Sunday, February 28, 2010

How to design ship propeller

Last week someone sent me an email requesting help on how to design a ship propeller. He has been writing his final assignment for an undergraduate program for 5 years. He still cannot finish it just because he does not have literature or textbooks about propeller design. Well, propeller design is not a subject that all naval architects studied when they were taking an undergraduate program. Yes, they study resistance and propulsion of ships but going deeper into the subject or the design of marine screw propeller is not always the choice that every naval architect will do. The science of propeller design, actually lies between two fields of co-related engineering which are naval architecture and marine engineering. And  the guy who asked for help is not studying any of them. He studies mechanical engineering. I think that's the reason why he finds that propeller design is very complicated. It is difficult even for naval architects and marine engineers, so it is not surprising to see how difficult it will be for someone who does not study ship propulsion and tries to design a propeller.

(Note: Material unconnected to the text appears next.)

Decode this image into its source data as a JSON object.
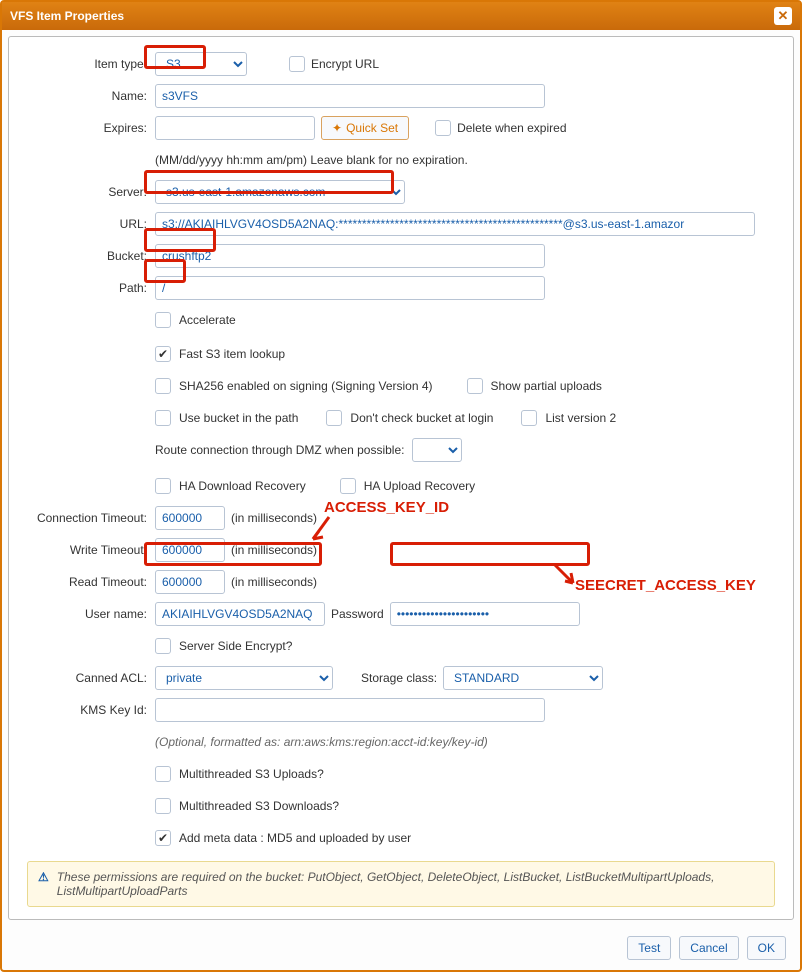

A propeller might look like a fan that you use in your house or office. But the complexity of designing a propulsion device that moves or drives a ship in a sea water is huge. Well, I will not blame him for choosing such difficult subject for his final assignment which we in Indonesia like to call Skripsi. What I am going to say now is read the following steps to design a ship's propeller:
Kamome Propeller from Japan
1. First of all, you need a number of data for the calculation of ship resistance. They are LBP or Length Between Perpendiculars; LWL: Length on Load Waterline; Breadth of Ship; Draft of Ship; Displacement of ship in cubic meters; Position of Center of Buoyancy; Waterplane area coefficient; midship section coefficient, wetted hull area (including the rudder and the appendages; and then the maximum diameter of a propeller. For the calculation of ship resistance, please find an article entitled: An Approximate Power Prediction Method by J. Holtrop and GGJ Mennen, and A Statistical Re-analysis of Resistance and Propulsion Data by J. Holtrop. After performing the calculation, you will get a curve depicting the relationship between effective power and ship speed.
2. From the EHP or now better known as effective power (PE), find the delivered power, shaft power, and brake power. Perform two calculations which are forward calculation for determining the engine rate of the ship and then the backward calculation for redetermining the delivered power that will be used for calculating the coefficents of Bp and delta.
3. Most propeller designer will use Troost series propeller which is now known as standard B series propeller from Netherlands Ship Model Basin (NSMB) which is now known as MARIN.
4. After pitch diameter ratio, the rpm, and the pitch of the propeller the next step in propeller design is calculating the blade area ratios. These ratios can only be obtained after the designer has performed propeller cavitation calculation which is usually based on Burril Method. Then, we get Projected Area Ratio, Developed Blade Area Ratio or Expanded Area Ratio from Burril Cavitation Chart.
5. Now the principal dimensions of the propellers have been obtained. But we cannot put these numbers on paper in the form of design drawing. We must perform propeller strength calculation to obtain blade thickness diameter ratio. The method that we, as naval architects or marine engineers, use here is Taylor Method.
6. The last task is drawing. We draw the design or our new propeller based on the standard B-Series propeller using Holst Method. Here, I can say that the design stage is finished.
Still confused about my explanation? Read two reference books that I recommend to you: the first, a very old book, Resistance, Propulsion and Steering of Ships written by Professor Van Lammeren and the second, also an old book The Design of Marine Screw Propeller by T.P.O. Brien.
I hope the one who asked the procedure of designing and calculating the blade thickness of propeller read this post. by Charles Roring

1 comment:

Joseph Praful said...

hey..where can i get the bp-delta charts?